WORK REQUIRED » Read through the data and report every line in which the word "kmix" occurs.

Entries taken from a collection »
__________

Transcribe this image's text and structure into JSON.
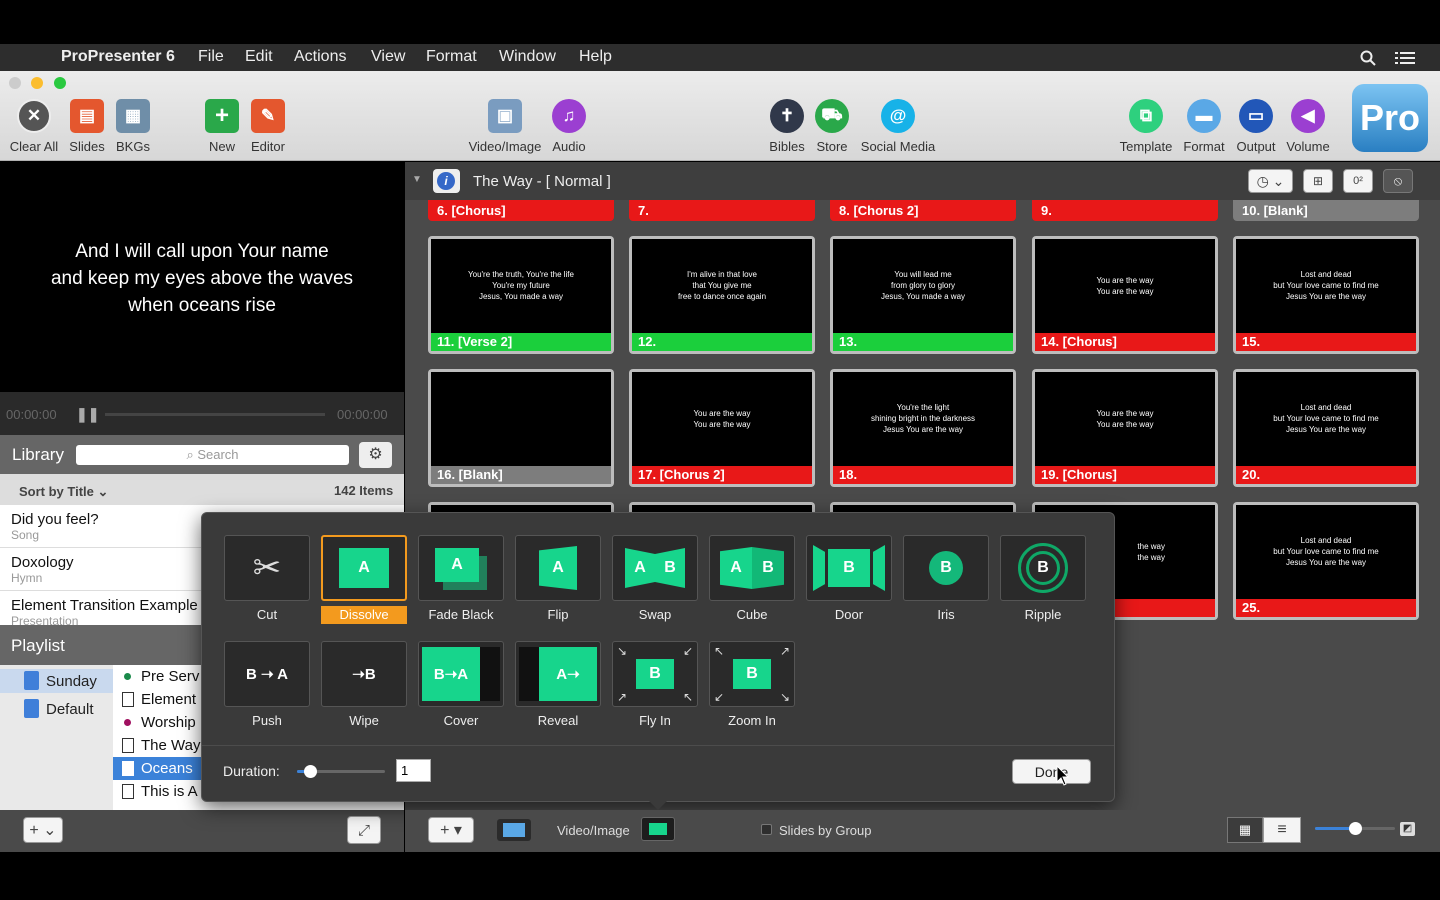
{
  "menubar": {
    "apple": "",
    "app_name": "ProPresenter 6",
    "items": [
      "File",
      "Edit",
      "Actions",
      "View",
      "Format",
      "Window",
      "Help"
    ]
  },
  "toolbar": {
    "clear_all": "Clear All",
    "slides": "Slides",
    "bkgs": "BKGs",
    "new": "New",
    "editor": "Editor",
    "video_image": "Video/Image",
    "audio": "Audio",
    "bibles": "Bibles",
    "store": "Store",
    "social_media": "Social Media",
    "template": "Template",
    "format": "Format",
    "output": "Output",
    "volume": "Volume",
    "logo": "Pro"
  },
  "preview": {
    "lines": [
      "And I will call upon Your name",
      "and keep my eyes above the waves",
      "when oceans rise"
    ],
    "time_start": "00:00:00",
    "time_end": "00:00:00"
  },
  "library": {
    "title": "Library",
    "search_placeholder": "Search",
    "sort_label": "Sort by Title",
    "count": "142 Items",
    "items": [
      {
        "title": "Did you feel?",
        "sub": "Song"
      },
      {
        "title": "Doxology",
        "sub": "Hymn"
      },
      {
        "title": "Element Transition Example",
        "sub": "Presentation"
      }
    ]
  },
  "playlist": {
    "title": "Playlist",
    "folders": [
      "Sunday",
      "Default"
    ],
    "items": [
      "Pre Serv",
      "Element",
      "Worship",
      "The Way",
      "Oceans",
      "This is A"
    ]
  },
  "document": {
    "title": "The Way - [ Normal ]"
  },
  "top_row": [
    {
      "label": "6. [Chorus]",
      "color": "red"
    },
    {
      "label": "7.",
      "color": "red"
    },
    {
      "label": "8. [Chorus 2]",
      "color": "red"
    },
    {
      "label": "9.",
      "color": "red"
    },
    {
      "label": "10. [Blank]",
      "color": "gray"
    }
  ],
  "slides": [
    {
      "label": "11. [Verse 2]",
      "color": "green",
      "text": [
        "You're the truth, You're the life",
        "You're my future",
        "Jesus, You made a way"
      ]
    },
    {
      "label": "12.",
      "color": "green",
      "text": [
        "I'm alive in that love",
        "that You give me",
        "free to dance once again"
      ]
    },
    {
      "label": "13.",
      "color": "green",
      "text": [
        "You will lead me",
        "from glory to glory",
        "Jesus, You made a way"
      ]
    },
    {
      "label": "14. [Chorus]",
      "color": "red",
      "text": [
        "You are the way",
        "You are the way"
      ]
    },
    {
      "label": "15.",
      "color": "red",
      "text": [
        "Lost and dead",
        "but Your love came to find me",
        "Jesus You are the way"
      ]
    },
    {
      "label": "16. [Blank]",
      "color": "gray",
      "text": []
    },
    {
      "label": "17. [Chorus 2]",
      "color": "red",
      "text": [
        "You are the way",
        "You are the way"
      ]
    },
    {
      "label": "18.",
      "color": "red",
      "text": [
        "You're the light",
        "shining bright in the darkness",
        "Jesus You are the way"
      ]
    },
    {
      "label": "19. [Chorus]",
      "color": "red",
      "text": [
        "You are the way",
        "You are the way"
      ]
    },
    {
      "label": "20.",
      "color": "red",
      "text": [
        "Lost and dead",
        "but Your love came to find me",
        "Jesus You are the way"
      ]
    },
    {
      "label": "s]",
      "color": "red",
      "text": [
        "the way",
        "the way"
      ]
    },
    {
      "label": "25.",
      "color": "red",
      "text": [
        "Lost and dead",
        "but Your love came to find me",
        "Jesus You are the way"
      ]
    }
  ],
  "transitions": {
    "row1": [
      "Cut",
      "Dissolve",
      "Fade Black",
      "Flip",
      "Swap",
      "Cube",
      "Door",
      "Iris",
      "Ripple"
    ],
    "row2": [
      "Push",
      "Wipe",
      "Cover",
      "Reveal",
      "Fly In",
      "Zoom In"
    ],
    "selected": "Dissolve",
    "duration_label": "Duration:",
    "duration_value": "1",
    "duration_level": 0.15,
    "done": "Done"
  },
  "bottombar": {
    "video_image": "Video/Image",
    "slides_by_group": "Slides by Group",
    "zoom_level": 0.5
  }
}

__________

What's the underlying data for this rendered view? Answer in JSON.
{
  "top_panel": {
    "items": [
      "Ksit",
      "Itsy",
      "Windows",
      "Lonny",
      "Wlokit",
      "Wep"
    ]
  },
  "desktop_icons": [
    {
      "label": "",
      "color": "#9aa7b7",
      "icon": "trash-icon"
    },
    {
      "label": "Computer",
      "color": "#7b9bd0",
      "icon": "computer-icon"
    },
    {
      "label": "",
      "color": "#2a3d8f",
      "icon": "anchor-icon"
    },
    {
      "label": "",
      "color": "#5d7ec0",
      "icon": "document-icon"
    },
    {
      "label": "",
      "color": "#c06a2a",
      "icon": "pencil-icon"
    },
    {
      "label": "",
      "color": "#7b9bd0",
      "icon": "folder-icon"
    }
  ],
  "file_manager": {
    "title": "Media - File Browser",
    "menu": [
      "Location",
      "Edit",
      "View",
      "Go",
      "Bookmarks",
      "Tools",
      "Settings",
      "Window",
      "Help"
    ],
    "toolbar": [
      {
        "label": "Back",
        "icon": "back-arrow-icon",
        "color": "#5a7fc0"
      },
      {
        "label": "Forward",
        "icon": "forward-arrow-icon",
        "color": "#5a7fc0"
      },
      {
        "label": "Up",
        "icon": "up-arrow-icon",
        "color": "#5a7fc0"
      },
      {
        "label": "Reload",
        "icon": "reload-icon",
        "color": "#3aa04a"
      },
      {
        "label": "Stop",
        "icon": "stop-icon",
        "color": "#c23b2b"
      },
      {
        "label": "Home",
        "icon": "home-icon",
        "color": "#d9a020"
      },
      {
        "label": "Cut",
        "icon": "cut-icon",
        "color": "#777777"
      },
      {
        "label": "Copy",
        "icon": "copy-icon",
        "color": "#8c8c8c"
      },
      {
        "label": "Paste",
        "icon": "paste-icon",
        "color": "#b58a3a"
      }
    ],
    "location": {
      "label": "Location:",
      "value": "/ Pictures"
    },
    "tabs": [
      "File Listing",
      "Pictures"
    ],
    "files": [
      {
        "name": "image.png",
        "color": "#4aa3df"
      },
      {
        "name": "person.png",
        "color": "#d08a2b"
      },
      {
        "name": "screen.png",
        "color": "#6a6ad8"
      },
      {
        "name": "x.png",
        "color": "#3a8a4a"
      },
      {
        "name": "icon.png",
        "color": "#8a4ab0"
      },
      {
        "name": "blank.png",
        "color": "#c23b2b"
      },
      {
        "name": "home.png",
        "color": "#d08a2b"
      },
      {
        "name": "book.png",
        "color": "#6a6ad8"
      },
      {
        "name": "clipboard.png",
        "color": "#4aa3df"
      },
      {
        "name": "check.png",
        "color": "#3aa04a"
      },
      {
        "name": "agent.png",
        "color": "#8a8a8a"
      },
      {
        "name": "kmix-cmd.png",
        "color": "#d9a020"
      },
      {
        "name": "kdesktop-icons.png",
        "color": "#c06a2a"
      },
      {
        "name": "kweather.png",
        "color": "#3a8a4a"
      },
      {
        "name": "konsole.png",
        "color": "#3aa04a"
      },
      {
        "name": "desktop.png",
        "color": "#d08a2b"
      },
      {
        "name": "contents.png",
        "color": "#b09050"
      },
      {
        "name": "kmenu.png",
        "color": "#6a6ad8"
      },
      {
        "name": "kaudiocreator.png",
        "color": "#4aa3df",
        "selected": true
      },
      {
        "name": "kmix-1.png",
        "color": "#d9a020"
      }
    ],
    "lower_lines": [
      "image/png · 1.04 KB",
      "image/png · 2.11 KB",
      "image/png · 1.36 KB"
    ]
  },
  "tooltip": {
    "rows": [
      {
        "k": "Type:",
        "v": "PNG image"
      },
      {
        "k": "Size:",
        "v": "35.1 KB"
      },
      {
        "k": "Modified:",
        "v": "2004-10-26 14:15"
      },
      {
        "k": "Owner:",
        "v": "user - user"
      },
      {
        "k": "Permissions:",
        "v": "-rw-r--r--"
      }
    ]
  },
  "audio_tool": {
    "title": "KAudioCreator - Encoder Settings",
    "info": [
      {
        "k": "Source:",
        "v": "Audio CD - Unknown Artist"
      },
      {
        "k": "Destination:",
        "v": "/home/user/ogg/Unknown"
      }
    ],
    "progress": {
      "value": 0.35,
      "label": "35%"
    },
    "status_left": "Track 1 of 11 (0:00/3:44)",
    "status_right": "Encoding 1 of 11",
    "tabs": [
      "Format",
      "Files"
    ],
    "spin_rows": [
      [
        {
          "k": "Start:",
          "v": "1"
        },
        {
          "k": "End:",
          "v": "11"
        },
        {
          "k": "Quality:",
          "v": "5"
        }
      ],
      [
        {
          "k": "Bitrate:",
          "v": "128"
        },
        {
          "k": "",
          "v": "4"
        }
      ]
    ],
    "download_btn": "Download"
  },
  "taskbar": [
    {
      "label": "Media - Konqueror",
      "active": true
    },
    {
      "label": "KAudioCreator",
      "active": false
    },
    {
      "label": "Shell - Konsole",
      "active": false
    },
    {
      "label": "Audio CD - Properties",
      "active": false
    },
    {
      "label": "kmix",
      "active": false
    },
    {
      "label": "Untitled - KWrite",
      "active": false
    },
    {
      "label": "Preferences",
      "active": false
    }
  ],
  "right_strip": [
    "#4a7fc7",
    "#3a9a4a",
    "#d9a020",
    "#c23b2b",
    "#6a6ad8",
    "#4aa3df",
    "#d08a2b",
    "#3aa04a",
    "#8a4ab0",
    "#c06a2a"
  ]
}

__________

TASK SOLUTION »
        "name": "kmix-cmd.png",
        "name": "kmix-1.png",
      "label": "kmix",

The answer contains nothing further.